> **Task material**:
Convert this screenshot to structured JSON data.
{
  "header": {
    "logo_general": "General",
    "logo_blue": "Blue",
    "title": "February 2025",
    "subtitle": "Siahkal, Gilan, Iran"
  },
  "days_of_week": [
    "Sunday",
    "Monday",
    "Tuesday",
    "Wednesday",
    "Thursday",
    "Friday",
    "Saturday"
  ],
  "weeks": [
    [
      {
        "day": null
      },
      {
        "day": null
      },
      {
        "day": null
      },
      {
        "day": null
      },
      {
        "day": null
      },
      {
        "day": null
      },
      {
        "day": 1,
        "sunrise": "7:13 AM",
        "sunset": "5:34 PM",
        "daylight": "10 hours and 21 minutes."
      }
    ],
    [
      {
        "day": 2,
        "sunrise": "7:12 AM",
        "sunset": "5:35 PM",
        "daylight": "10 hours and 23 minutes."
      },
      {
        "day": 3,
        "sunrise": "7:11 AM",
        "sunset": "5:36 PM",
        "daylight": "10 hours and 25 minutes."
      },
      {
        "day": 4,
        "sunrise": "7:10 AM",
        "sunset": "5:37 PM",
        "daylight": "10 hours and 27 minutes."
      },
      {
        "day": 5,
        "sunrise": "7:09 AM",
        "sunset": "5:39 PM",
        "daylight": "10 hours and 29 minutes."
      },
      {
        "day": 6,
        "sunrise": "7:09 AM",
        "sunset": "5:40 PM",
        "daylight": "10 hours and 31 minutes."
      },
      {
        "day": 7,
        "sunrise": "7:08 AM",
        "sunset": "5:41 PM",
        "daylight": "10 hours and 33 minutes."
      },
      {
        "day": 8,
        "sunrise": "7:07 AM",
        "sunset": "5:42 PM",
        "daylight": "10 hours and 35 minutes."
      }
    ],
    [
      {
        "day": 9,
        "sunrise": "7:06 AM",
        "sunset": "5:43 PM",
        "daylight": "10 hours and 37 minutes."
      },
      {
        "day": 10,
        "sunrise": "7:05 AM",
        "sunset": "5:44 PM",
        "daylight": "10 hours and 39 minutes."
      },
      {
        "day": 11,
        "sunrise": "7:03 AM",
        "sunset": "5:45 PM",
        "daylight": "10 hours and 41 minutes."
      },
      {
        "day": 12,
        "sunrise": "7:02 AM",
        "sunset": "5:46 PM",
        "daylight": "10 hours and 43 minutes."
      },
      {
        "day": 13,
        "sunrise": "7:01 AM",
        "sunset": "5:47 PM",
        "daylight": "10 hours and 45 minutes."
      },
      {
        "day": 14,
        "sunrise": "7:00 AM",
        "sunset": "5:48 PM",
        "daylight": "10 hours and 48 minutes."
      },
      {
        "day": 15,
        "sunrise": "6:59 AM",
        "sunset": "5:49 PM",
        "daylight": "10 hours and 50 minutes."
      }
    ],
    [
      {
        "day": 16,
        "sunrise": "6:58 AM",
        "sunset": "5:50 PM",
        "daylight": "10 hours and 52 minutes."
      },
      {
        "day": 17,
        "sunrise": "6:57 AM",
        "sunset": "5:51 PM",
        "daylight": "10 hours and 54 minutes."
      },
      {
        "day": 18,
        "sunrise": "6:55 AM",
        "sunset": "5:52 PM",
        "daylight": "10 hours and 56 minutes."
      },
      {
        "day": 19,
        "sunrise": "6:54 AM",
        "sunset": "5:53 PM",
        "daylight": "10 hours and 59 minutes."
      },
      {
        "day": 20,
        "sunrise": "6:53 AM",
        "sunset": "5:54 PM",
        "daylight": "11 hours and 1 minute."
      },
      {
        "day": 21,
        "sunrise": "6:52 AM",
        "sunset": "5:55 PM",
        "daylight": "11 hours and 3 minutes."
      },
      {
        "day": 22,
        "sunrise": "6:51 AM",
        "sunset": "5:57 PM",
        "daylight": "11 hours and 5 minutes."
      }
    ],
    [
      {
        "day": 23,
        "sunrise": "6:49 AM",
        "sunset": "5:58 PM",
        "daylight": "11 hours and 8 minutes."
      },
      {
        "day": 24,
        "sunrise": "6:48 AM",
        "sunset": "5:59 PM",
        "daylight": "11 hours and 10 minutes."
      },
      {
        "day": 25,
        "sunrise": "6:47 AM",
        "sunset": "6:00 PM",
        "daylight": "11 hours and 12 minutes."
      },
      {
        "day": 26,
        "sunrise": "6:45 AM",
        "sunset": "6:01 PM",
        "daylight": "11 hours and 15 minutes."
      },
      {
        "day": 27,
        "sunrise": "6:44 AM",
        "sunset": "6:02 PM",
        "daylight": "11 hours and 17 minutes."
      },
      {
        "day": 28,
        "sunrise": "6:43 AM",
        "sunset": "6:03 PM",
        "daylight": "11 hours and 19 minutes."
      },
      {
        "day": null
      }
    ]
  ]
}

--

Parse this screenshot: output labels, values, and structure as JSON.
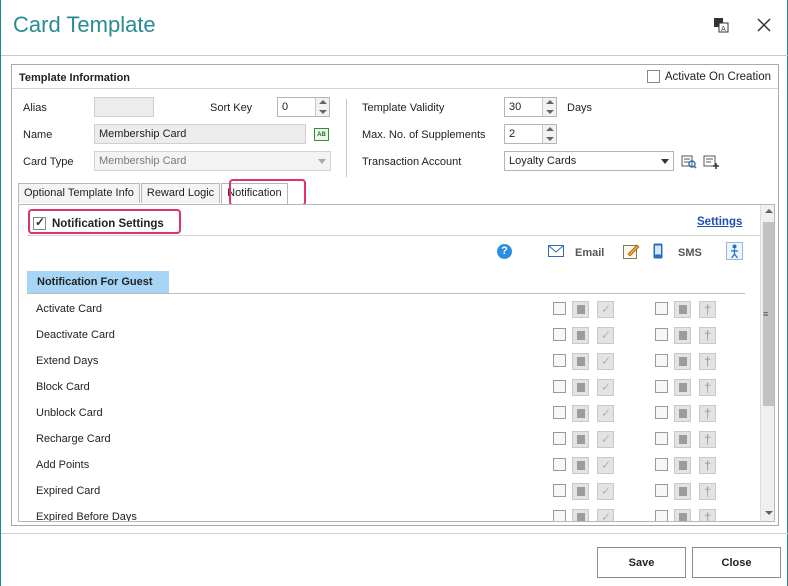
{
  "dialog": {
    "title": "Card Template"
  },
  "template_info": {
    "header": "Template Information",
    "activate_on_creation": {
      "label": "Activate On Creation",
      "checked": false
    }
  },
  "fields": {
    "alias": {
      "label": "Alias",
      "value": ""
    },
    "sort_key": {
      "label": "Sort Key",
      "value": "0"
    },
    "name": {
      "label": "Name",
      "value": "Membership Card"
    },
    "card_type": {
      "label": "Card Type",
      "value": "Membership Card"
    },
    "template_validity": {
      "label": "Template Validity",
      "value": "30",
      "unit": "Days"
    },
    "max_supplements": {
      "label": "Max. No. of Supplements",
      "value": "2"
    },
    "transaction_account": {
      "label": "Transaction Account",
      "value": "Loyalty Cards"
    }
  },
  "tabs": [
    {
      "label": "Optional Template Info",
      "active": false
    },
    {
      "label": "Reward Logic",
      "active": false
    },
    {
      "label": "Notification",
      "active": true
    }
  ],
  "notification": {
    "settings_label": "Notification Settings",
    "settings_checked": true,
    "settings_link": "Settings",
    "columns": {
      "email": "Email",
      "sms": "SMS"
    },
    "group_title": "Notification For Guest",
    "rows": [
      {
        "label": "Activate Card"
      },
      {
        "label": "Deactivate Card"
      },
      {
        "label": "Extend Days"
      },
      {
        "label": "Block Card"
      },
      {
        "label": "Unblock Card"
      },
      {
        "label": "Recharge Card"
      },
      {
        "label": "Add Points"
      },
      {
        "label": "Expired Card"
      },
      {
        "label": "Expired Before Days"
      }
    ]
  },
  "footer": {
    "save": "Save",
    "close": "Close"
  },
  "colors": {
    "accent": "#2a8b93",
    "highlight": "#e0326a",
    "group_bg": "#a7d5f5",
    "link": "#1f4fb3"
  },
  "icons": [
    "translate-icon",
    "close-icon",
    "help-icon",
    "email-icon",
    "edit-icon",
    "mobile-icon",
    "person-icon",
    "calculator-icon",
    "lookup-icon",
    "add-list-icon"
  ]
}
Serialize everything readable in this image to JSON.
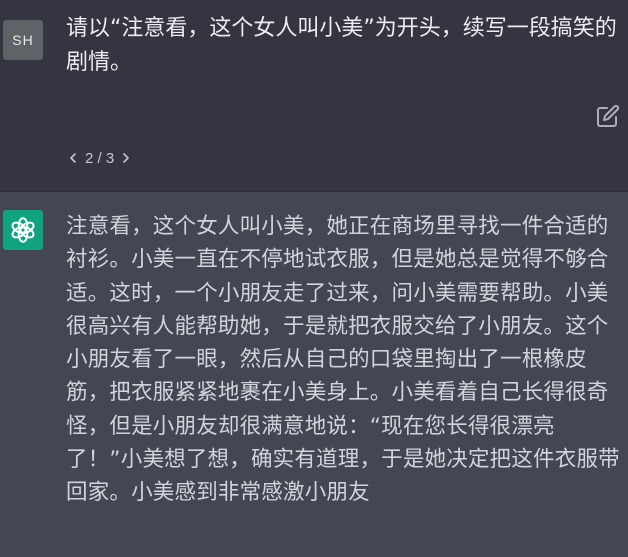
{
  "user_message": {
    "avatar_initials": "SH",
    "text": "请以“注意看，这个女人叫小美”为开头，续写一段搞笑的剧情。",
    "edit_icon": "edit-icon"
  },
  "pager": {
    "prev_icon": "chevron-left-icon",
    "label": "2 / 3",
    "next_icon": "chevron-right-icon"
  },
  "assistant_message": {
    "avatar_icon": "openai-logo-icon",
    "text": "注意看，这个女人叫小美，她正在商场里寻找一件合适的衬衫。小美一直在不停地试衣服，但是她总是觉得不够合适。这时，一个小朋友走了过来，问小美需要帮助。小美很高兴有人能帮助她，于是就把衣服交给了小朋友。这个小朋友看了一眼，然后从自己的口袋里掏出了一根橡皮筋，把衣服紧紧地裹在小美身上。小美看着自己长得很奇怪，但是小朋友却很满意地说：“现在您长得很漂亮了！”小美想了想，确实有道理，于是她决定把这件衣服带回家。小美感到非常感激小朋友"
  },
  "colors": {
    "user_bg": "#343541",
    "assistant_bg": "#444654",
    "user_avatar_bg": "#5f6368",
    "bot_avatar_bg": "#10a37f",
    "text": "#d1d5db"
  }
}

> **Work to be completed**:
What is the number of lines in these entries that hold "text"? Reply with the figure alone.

> **Answer below**:
3